YouTube recently added support for video annotations and in-video links. Three types of annotations are supported: speech bubbles, notes, and spotlights. As Bill Creswell rightly pointed out a couple days ago, YouTube’s implementation is similar to what users can do with “bubbles” on BubblePly.com. One key difference is that YouTube’s annotations do not fully capitalize...
On the subject of captioned programming on the Web, Closed Captioning Web suggests in a recent blog post that More major network channels are setting up video players on their sites..and the good news is, the players show captions! More and more captioned programming is now available through Fox.com (read the review at Disabled in the Digital...

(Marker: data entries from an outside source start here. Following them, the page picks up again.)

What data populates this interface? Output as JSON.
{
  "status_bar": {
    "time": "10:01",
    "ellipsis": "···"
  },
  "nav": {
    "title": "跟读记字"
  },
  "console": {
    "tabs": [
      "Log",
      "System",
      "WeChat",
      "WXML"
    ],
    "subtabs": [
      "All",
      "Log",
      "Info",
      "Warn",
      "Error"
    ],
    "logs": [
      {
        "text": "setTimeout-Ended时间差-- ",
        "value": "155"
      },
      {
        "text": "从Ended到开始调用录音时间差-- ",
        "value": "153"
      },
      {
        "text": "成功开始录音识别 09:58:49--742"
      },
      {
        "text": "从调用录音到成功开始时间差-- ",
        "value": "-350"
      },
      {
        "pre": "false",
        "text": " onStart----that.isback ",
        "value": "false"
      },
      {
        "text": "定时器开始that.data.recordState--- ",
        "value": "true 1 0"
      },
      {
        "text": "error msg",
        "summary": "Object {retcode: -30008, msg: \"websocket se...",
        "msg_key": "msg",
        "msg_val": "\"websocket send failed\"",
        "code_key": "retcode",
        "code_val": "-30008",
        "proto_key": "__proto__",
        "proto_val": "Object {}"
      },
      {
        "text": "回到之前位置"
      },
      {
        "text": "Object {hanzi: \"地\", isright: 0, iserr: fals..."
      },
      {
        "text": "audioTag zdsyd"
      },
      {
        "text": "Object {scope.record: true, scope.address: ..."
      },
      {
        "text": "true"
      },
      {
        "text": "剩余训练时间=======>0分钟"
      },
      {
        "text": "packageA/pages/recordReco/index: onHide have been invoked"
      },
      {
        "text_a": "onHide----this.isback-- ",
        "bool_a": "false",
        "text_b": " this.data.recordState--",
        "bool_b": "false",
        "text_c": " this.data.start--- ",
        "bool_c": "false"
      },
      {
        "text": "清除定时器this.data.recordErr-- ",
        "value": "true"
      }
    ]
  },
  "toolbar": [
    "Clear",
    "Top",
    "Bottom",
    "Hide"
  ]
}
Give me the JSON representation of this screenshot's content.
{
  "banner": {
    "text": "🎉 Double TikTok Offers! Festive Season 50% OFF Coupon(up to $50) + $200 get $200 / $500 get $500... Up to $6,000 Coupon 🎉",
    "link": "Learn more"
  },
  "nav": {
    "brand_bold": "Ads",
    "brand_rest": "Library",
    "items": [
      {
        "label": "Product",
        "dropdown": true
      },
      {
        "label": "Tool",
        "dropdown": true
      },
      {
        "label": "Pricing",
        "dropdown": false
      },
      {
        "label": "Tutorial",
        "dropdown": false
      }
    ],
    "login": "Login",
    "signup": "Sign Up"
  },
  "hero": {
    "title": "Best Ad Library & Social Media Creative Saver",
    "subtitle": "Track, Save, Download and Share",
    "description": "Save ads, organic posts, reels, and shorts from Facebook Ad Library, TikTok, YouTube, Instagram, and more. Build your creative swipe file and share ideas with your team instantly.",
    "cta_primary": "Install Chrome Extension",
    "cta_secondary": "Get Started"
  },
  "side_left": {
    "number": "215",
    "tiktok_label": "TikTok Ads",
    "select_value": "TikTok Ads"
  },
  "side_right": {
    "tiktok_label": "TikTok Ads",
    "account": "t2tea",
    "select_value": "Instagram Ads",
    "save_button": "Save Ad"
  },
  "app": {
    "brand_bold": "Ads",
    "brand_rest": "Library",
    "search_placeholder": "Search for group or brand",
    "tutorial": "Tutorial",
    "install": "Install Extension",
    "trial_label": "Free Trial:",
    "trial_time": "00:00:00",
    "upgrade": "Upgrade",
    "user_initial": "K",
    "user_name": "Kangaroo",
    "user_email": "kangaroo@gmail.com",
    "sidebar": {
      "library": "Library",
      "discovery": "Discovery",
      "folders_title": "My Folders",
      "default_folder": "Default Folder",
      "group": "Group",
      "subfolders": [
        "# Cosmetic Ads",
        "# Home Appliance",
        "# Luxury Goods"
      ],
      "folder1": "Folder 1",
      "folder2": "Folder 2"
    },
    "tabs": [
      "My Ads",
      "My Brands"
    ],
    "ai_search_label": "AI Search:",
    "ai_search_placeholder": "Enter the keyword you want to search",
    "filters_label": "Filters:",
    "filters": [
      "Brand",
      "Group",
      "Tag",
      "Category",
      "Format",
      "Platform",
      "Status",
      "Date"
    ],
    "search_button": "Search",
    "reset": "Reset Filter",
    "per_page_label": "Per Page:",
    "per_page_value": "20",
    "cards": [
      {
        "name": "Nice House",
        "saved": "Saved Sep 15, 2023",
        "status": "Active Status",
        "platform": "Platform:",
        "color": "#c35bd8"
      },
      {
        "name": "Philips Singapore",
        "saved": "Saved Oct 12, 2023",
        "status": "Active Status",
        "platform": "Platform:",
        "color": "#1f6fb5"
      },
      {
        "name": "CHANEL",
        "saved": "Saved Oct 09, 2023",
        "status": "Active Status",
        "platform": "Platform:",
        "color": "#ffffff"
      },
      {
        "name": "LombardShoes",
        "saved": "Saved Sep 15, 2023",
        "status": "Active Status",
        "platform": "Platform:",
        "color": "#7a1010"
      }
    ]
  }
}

Mainstream discourse about podcasting rarely discusses the affordances of the body. It rarely makes explicit the minimum requirements for participating, at the level of embodiment, or the bodily differences among users and producers that threaten to exclude some people from profitably using web audio and video. Instead, mainstream discourse about podcasting tends to assume a...
So I’ve been thinking about audio description as technical communication, and in particular the value that an audio description assignment might have for technical communication undergrads. According to the BBC’s Ouch!, audio description is an extra audio commentary for blind or partially sighted people. When there is a gap in the dialogue on TV or...
We all know how terribly unreliable and inaccurate TV captions can be. On the local TV news in my area (Lubbock, TX), the captions are usually pretty good because the written transcript being fed through the teleprompter is also used for captioning. Problems with captions occur when announcers ad-lib, for example during sports and weather segments. On the...
“Dozens” of “electro-sensitive” residents of Santa Fe want a ban placed on public wireless signals because the signals are allegedly causing allergic reactions in people with radio wave allergies. Sufferers of “electro-smog” reportedly experience various degrees of sickness, including chest pains lasting a couple days. According to USA Today, The [TV] station says Firstenberg and...